As an autodidact and primary product of yeshiva training, he did not use (or show much interest in) critical and academic scholarship. However, his books were widely popular, traditional introductions to these areas for many audiences.
Rabbi Steinsaltz’s broad mind led him to focus on the central challenge of this century: how to successfully transmit Jewish knowledge to generations exposed to secular culture and attracted to alternate identities and values. His prescription to assure the Jewish future was based on solid Jewish education (starting with the Talmud) for the masses, not just the elites. He used his fame and recognition to found a string of elementary yeshivot and high schools in Israel.

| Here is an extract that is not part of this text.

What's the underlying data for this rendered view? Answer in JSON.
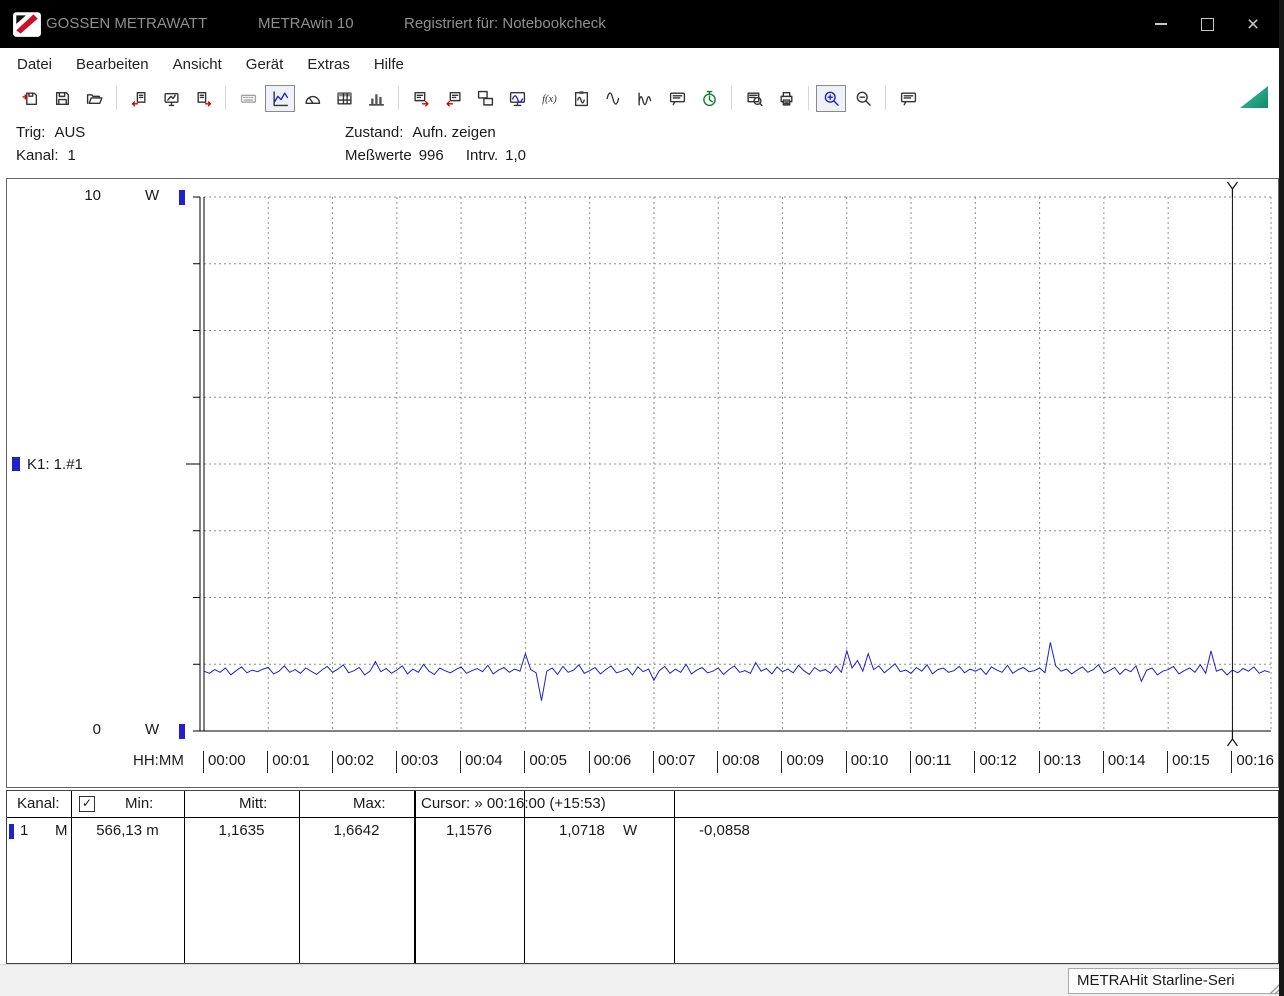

Initially, he set the curriculum and hired the educators to run them. These schools were characterized by a combination of love of Torah, joy and love of learning, a stress on excellence in achievement rather than competitive examinations, ethics (the high school ran on the honor system), and exposure to the outside world in all its variety; all reflective of the man. This assessment is based on first-hand knowledge as several of my grandchildren attended these schools.
Using his slogan “Let My People Know” and his fundraising connections, he reached out to stimulate Jewish education in Russia. He founded the Jewish University in Moscow and St. Petersburg, the first degree-granting institution of Jewish Studies in the former Soviet Union. For a decade he traveled there personally to teach and influence.
A final word about the man. He was lovable, i.e. gentle, kind and sweet. He was blessed with wit and a pixieish sense of humor. His wide knowledge and interests made him a fascinating conversationalist and an often-interviewed and quoted celebrity.
Steinsaltz heroically fought through a variety of illnesses over the years, including speech aphasia that resulted from a stroke several years ago. But he persisted with great devotion. In recent years he wrote a commentary on the Bible and advanced his educational projects. Thanks to his work ethic and his vital spirit, he completed a life of rare achievement.
The writer was a leading thinker, communal activist and Modern Orthodox rabbi in American Jewry. A recent immigrant to Israel, he serves as President of the JJ Greenberg Institute for the Advancement of Jewish Life, a division of the Hadar Institute of New York and Jerusalem.